Dubai stocks may escape post-dividend slump
Dubai, April 12, 2013
By Nadia Saleem
A resurgence of the Dubai stock market's rally this week suggests it may escape a slump which it traditionally suffers around this time of year, thanks to a belief that the emirate's economy is still in the early stages of an upswing.
The stock market has dropped during the month of May in four of the past five years, partly because investors tend to sell shares after annual corporate dividends are decided and paid. After taking profits on gains made in the early part of each year, some investors temporarily withdraw from the market, returning only after summer holidays.
This year the pattern may be different, however. The main market index has in the past two days shot up to levels last seen in December 2009, suggesting a lot of profits are getting ploughed back into the market rather than stored in bank accounts.
"A lot of the dividends have started to arrive and shareholders have decided to put most of them back into the market," said Mohammed Ali Yasin, managing director of Abu Dhabi Financial Services. "There is a great return opportunity for them."
He added, "The trend is different this year in terms of performance. People are picking blue chips in anticipation of first-quarter earnings."
REASONS TO BUY
The market index is up 21 percent so far this year, which in normal times would be encouraging investors to take money off the table and wait for dips to buy stocks.
At present, however, many people are looking for fresh reasons to buy. Some are seeking what they consider laggard stocks in sectors that have already risen strongly.
Shares in Dubai Islamic Bank, for example, are up 14 percent in the past four days in heavy trading after they had underperformed bigger banks listed in the United Arab Emirates.

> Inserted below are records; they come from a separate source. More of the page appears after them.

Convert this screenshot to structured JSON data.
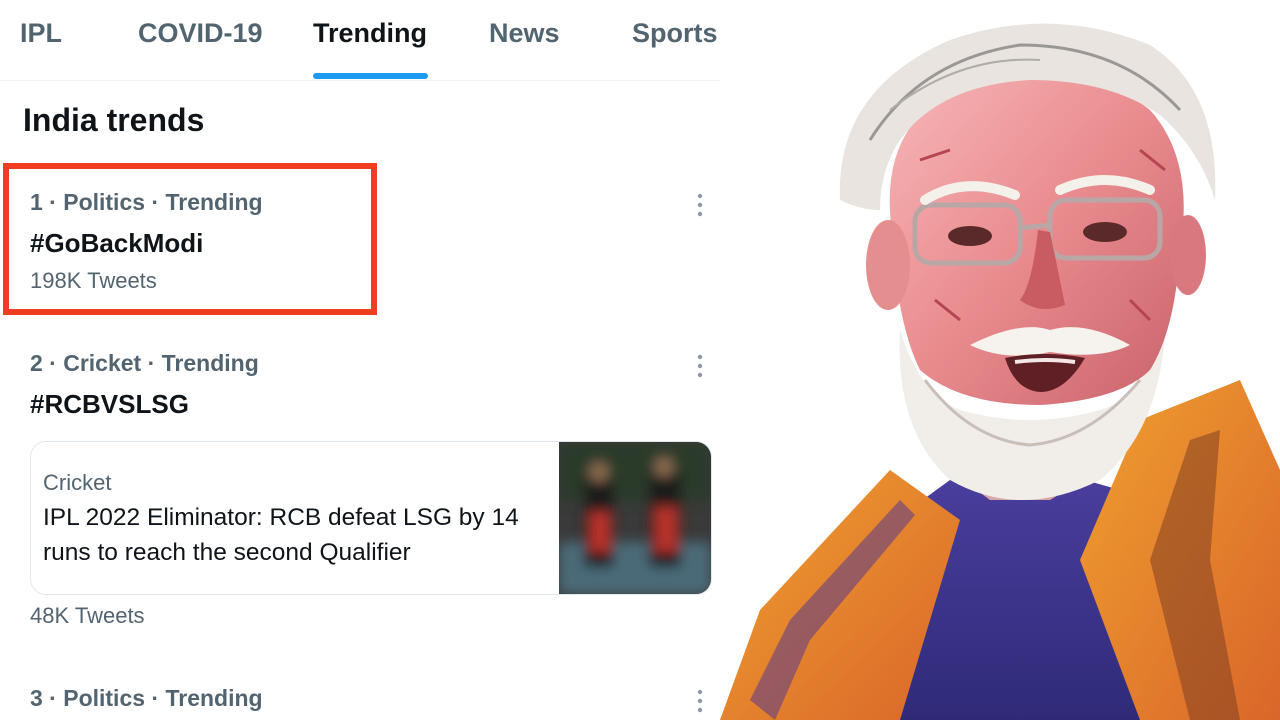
{
  "tabs": [
    {
      "label": "IPL",
      "active": false
    },
    {
      "label": "COVID-19",
      "active": false
    },
    {
      "label": "Trending",
      "active": true
    },
    {
      "label": "News",
      "active": false
    },
    {
      "label": "Sports",
      "active": false
    }
  ],
  "section_title": "India trends",
  "trends": [
    {
      "meta": "1 · Politics · Trending",
      "name": "#GoBackModi",
      "count": "198K Tweets",
      "highlighted": true
    },
    {
      "meta": "2 · Cricket · Trending",
      "name": "#RCBVSLSG",
      "card": {
        "category": "Cricket",
        "headline": "IPL 2022 Eliminator: RCB defeat LSG by 14 runs to reach the second Qualifier"
      },
      "count": "48K Tweets"
    },
    {
      "meta": "3 · Politics · Trending"
    }
  ],
  "colors": {
    "accent": "#1d9bf0",
    "highlight": "#ef3e1f",
    "secondary_text": "#536471",
    "primary_text": "#0f1419"
  },
  "icons": {
    "more": "more-vertical-icon"
  },
  "illustration": {
    "description_label": "portrait-illustration"
  }
}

One trigger for this week's surge was news that the bank had paid back 3.8 billion dirhams ($1.03 billion) in government aid that it received during the 2008 global financial crisis.
Also, Dubai Islamic plans to buy out and delist mortgage lender Tamweel ; this could give it a potential capital gain of 650 million dirhams, according to Arqaam Capital.
Another laggard which attracted heavy interest this week is construction firm Drake and Scull. Its shares are up nearly 10 percent in the past four days, partly because of unconfirmed talk that the company could become a takeover target.
Many investors are focusing on the fact that Dubai's main index is still a staggering 69 percent below the peak it hit in 2008, before the global crisis and Dubai's own property market crash. With the emirate's property prices now recovering, that discount looks unreasonable to some investors.
"Dubai's market is not overbought and the trend looks healthy," said Zeki Muderrisoglu, fund manager and senior technical analyst at NBAD Asset Management.
"If you're looking for a long-term view, it's very positive over the next five years. We are at very low levels historically."
There are risks for Dubai's uptrend. One is that first-quarter corporate earnings, to be released towards the end of April, may disappoint.
Another risk is the attitude of foreign funds in an unstable global environment; they were slow to come back to Dubai as its rally began last year, and could be quick to pull out in response to international trends.
Nevertheless, it would take a lot to knock the market back sharply in its current mood. Evidence of that came this week when shareholders in Emaar Properties, Dubai's top property developer, voted on its annual dividend.
Last month the company's management proposed a dividend of 10 fils a share, flat from the previous year. The stock, which is up more than 40 percent year-to-date, surged in recent weeks partly because investors were betting that the shareholder meeting might pressure management into hiking the dividend.
This did not happen; the meeting, held on Tuesday, confirmed the dividend at 10 fils. But the stock price barely blinked at this disappointment, falling only 1.8 percent on Wednesday.
"We should expect the market to take a breather, which would make sense, but at the same time it's difficult to find sellers," said Sebastien Henin, portfolio manager at The National Investor.
"Maybe the rebound was too fast but they say never go against the trend, which is definitely positive." - Reuters